We are glad you have taken the time to educate yourself on the impact alcohol can have on your life. We are glad you have taken the time to educate yourself on the impact alcohol can have on your life. While it might at times seem like the gateway to a good time, it can have many consequences. To help you make positive choices and keep you safe, here are some things you should know:


Often you hear all alcohol referred to as the same thing but all alcohol is not created equally…

Drinking chart

Having one or two drinks can mean something entirely different depending on the type and size of alcoholic drink you consume. One drink can often contain the equivalent alcohol content of four standard beers. The fruity specialty drinks can be especially deceiving. This is important to know because…

  • Alcohol can kill you. Drinking large amounts of alcohol at one time or very rapidly (also known as binge drinking) can cause alcohol poisoning, which can lead to coma or even death. Drinking and driving also can be deadly.
  • Alcohol affects your self-control. Alcohol depresses your central nervous system, lowers your inhibitions, and impairs your judgment. Drinking can lead to risky behaviors, such as driving when you shouldn’t or having unprotected sex.
  • Alcohol affects your brain. Drinking alcohol leads to a loss of coordination, poor judgment, slowed reflexes, distorted vision, memory lapses, and even blackouts.
  • Alcohol can hurt you—even if you’re not the one drinking. If you’re around people who are drinking, you have an increased risk of being seriously injured, involved in car crashes, or affected by violence. At the very least, you may have to deal with people who are sick, out of control, or unable to take care of themselves.

Before You Risk It…

  • Know the risks. Alcohol is a drug. Mixing it with any other drug can be extremely dangerous. Alcohol and acetaminophen—a common ingredient in OTC pain and fever reducers—can damage your liver. Alcohol mixed with other drugs can cause nausea, vomiting, fainting, heart problems, and difficulty breathing. Mixing alcohol and drugs also can lead to coma and death.
  • Keep your edge. Alcohol is a depressant – or downer – because it reduces brain activity. If you are depressed before you start drinking, alcohol can make you feel worse.
  • Look around you. Most teens don’t drink alcohol. Research shows that 71% of people 12-20 haven’t had a drink in the past month.
  • Know the law. It is illegal to buy or possess alcohol if you are under the age of 21.
  • Get the facts. One drink can make you fail a breath test. In Illinois, people under age 21 can lose their driver’s license, be subject to a heavy fine, or have their car permanently taken away.
  • Stay informed. “Binge” drinking means having five or more drinks at a time, usually within a two-hour period. Studies show that more than 35% of adults with an alcohol problem developed symptoms—such as binge drinking—by age 19.

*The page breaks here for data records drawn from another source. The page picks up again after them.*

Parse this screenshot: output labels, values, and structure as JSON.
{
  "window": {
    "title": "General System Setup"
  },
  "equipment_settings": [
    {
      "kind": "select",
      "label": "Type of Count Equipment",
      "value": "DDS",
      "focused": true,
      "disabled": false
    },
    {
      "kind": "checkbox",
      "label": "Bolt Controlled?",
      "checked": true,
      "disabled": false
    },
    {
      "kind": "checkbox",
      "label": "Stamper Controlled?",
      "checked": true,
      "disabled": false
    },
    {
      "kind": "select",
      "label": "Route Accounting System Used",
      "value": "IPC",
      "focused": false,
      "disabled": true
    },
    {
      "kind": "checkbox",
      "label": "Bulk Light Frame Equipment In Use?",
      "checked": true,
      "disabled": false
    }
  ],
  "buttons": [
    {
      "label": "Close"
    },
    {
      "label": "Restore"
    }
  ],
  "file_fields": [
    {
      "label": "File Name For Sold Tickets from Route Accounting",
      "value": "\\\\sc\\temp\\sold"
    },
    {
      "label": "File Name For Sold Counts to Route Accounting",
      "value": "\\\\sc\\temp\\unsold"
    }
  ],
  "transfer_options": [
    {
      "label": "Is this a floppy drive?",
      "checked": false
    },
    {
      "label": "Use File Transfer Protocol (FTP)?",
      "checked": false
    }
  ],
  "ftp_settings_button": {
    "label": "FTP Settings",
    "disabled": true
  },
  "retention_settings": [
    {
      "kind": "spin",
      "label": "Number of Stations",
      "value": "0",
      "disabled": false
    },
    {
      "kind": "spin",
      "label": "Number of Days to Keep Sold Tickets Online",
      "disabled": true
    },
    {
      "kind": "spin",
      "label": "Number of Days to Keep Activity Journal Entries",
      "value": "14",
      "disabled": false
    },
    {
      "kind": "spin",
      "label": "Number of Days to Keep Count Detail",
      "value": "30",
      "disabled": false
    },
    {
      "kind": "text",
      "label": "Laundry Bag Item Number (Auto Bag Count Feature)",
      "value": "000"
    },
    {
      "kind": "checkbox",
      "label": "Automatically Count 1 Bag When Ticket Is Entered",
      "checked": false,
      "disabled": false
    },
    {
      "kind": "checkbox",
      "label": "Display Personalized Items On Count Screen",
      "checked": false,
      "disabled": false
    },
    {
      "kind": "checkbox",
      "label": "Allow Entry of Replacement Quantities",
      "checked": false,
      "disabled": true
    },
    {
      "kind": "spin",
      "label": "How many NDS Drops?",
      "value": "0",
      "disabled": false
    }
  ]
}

Know the Signs…

How can you tell if a friend has a drinking problem?
Sometimes it’s tough to tell. But there are signs you can look for. If your friend has one or more of the following warning signs, he or she may have a problem with alcohol:

  •      Gets drunk on a regular basis
  •      Lies about how much alcohol he or she uses
  •      Believes that alcohol is necessary to have fun
  •      Has frequent hangovers
  •      Feels run-down, depressed, or even suicidal
  •      Has “blackouts”—forgets what he or she did while drinking

What can you do to help someone who has a drinking problem? Be a real friend. You might even save a life. Encourage your friend to stop or seek professional help. For information and referrals, call the National Clearinghouse for Alcohol and Drug Information at 800-729-6686.

The bottom line: If you know someone who has a problem with alcohol, urge him or her to stop or get help. If you drink – stop! The longer you ignore the real facts, the more chances you take with your life. It’s never too late. Talk to your parents, a doctor, a counselor, a teacher, or another adult you trust. Do it today!

To learn more about alcohol or obtain referrals to programs in your community, contact one of the following toll-free numbers:

SAMHSA National Clearinghouse for Alcohol and Drug Information

800-487-4889 (TDD)
877-767-8432 (en Español)